Thematic planning actually started before I knew anything about flipping. Our department always goes to the CCFLT conference each February, and since it was in Colorado Springs, Elyse and I had decided to share a room so we didn't have to drive back and forth. In hindsight, it might have been the best money I ever spent.
We went to a day of sessions, and then started talking about what we thought our kids really needed to learn. What did they need to accomplish at the end of level 1, 2, 3? Why were we pushing all of our kids so hard when a second language was not the end plan for the majority of the students? Why were we following a textbook that didn't teach things in an order that made sense and was full of meaningless vocabulary?
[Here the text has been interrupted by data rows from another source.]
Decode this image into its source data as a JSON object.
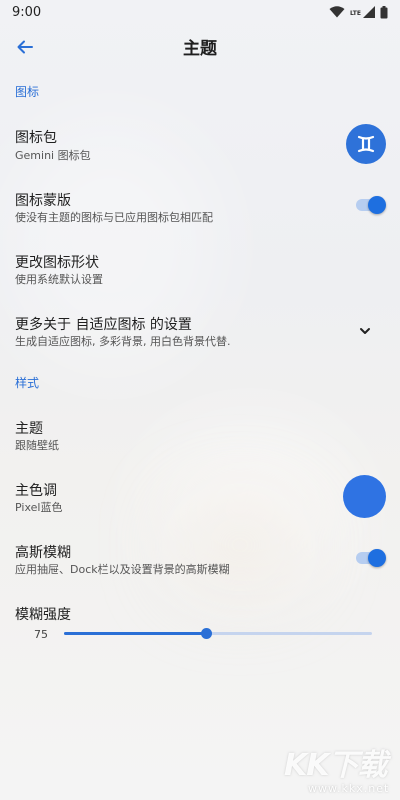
{
  "status_bar": {
    "time": "9:00",
    "network_label": "LTE",
    "icons": [
      "wifi-icon",
      "signal-icon",
      "battery-icon"
    ]
  },
  "app_bar": {
    "title": "主题",
    "back_icon": "arrow-back-icon"
  },
  "colors": {
    "accent": "#2a6fd6",
    "primary_color_swatch": "#2f73e3"
  },
  "sections": {
    "icons": {
      "header": "图标",
      "items": [
        {
          "title": "图标包",
          "subtitle": "Gemini 图标包",
          "control": "icon-pack-button",
          "icon_glyph": "♊"
        },
        {
          "title": "图标蒙版",
          "subtitle": "使没有主题的图标与已应用图标包相匹配",
          "control": "toggle",
          "checked": true
        },
        {
          "title": "更改图标形状",
          "subtitle": "使用系统默认设置"
        },
        {
          "title": "更多关于 自适应图标 的设置",
          "subtitle": "生成自适应图标, 多彩背景, 用白色背景代替.",
          "control": "chevron-down-icon"
        }
      ]
    },
    "style": {
      "header": "样式",
      "items": [
        {
          "title": "主题",
          "subtitle": "跟随壁纸"
        },
        {
          "title": "主色调",
          "subtitle": "Pixel蓝色",
          "control": "color-swatch"
        },
        {
          "title": "高斯模糊",
          "subtitle": "应用抽屉、Dock栏以及设置背景的高斯模糊",
          "control": "toggle",
          "checked": true
        },
        {
          "title": "模糊强度",
          "slider_value": "75",
          "slider_fraction": 0.46
        }
      ]
    }
  },
  "watermark": {
    "text": "KK下载",
    "url": "www.kkx.net"
  }
}
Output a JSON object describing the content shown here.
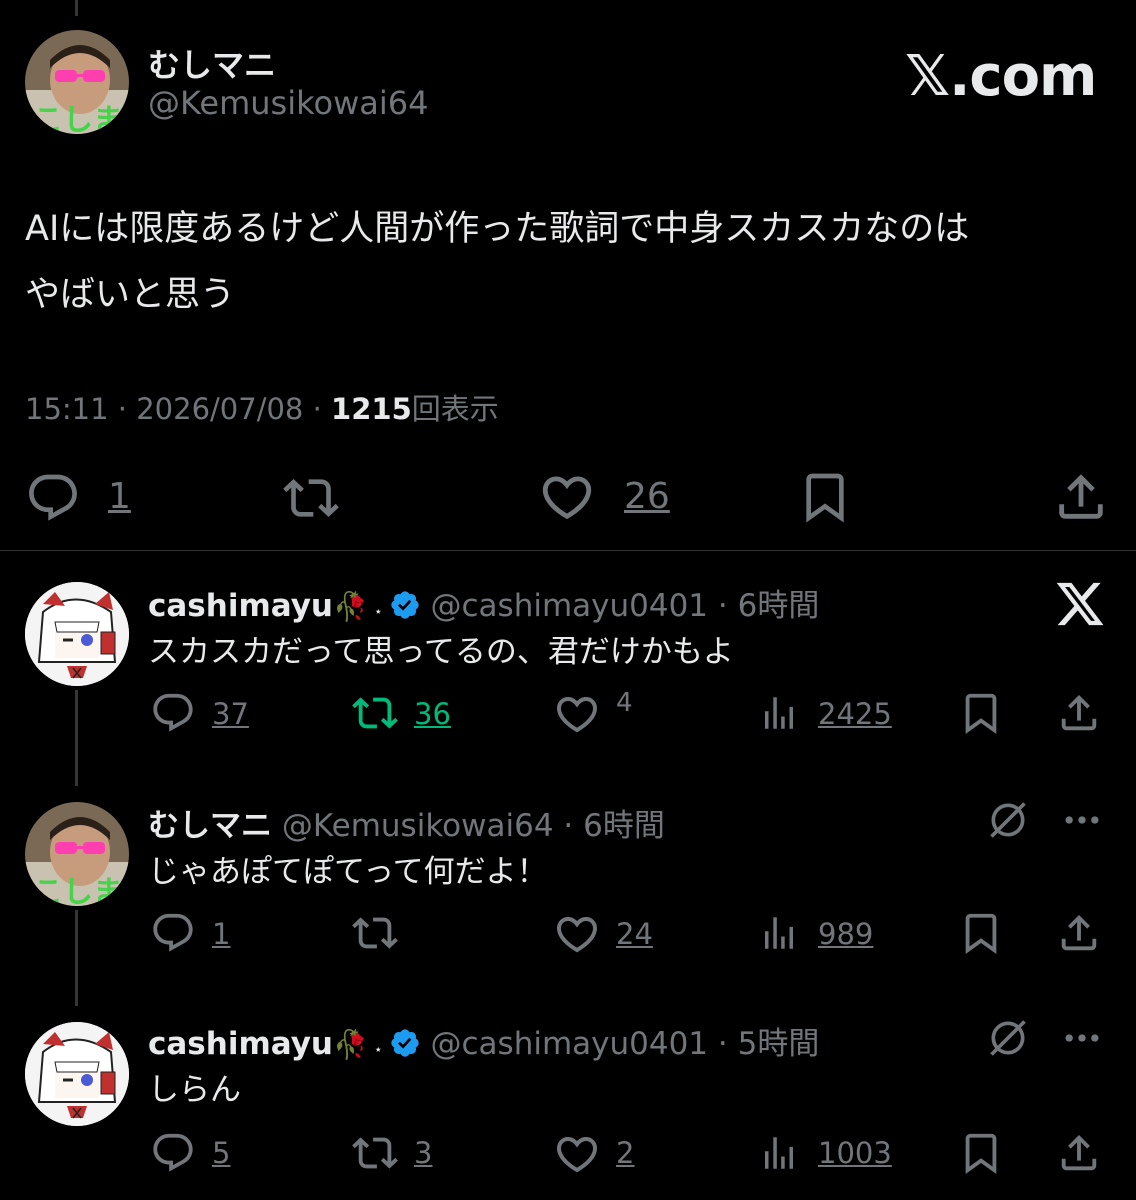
{
  "main_post": {
    "display_name": "むしマニ",
    "handle": "@Kemusikowai64",
    "brand": "𝕏.com",
    "text_line1": "AIには限度あるけど人間が作った歌詞で中身スカスカなのは",
    "text_line2": "やばいと思う",
    "time": "15:11",
    "date": "2026/07/08",
    "views": "1215",
    "views_suffix": "回表示",
    "sep": "·",
    "replies": "1",
    "likes": "26"
  },
  "replies": [
    {
      "display_name": "cashimayu",
      "handle": "@cashimayu0401",
      "sep": "·",
      "age": "6時間",
      "text": "スカスカだって思ってるの、君だけかもよ",
      "replies": "37",
      "reposts": "36",
      "likes": "4",
      "views": "2425",
      "verified": true,
      "avatar_icon": "anime-girl-avatar"
    },
    {
      "display_name": "むしマニ",
      "handle": "@Kemusikowai64",
      "sep": "·",
      "age": "6時間",
      "text": "じゃあぽてぽてって何だよ！",
      "replies": "1",
      "reposts": "",
      "likes": "24",
      "views": "989",
      "verified": false,
      "avatar_icon": "sunglasses-man-avatar"
    },
    {
      "display_name": "cashimayu",
      "handle": "@cashimayu0401",
      "sep": "·",
      "age": "5時間",
      "text": "しらん",
      "replies": "5",
      "reposts": "3",
      "likes": "2",
      "views": "1003",
      "verified": true,
      "avatar_icon": "anime-girl-avatar"
    }
  ],
  "colors": {
    "background": "#000000",
    "text": "#e7e9ea",
    "muted": "#71767b",
    "verified": "#1d9bf0",
    "repost_active": "#00ba7c"
  }
}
So, we sat down one night and decided what we thought each level needed to learn (keeping state standards in mind of course). Once we came up with a good list of grammar, we thought about what themes we would like to use. To do this, we thought about: 1)what the kids were always trying to say in class, 2)Themes that would encourage them to speak in the target language, 3) Themes that build well on one another to acheive our "learning goals: outlined above, 4) Things we wanted to do in class but didn't fit in with our current curriculum.
It took tons of work. We had many discussions and thought really hard about what would be the best way to help the students achieve success, and hopefully to decide to continue on with their language studies.
Here is what we came up with for levels III and IV:
Mini Review Unit - grammar, vocab, etc at back to school
Unit 1 - Challenges in Teen life
Unit 2 - Fairy Tales and Legends
Unit 3 - The future...life, school, voting *trying to focus on governement
Unit 4 20th Century - Spanish Civil War is a big focus here
Unit 5 - Detective and Crime Stories
Unit 6 - Technology
Mini Review Unit
Unit 1 - Communities and Culture
Unit 2 - Environment
Unit 3 - Current Events and Media
Unit 4 - Art
Unit 5 - Short Stories
Unit 6 - Games